== TRY IT ==
Count every line below that holds "icon". Number only.

··· DATASET RECORDS ···

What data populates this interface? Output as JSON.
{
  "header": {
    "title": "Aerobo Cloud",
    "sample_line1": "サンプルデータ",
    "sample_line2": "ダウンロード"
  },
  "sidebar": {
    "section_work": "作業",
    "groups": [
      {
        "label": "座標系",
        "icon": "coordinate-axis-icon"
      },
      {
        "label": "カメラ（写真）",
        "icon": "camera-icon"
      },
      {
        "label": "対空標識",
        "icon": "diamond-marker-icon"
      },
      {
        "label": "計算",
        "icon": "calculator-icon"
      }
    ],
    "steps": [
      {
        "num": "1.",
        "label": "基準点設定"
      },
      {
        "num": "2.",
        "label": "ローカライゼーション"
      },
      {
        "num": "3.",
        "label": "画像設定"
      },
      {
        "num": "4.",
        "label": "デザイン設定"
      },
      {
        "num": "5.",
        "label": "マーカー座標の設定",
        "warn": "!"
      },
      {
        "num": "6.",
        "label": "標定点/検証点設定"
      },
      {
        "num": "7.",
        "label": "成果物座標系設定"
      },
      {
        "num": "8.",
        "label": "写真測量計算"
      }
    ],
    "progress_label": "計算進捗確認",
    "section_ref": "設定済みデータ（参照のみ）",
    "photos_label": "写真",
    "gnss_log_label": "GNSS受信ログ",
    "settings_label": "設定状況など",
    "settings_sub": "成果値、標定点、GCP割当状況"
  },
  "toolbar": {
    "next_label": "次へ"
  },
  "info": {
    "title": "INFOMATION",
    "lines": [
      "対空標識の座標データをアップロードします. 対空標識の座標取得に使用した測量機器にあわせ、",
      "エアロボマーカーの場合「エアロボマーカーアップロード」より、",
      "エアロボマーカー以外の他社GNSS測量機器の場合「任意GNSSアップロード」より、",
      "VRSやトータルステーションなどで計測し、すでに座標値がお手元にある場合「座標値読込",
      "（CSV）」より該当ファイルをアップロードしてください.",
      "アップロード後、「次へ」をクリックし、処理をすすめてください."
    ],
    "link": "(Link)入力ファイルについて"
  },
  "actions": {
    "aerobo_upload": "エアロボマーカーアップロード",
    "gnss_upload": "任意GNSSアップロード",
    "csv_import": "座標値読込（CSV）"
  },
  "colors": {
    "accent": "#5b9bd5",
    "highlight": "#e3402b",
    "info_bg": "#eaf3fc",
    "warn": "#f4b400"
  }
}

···

== COMPLETED TASK ==
4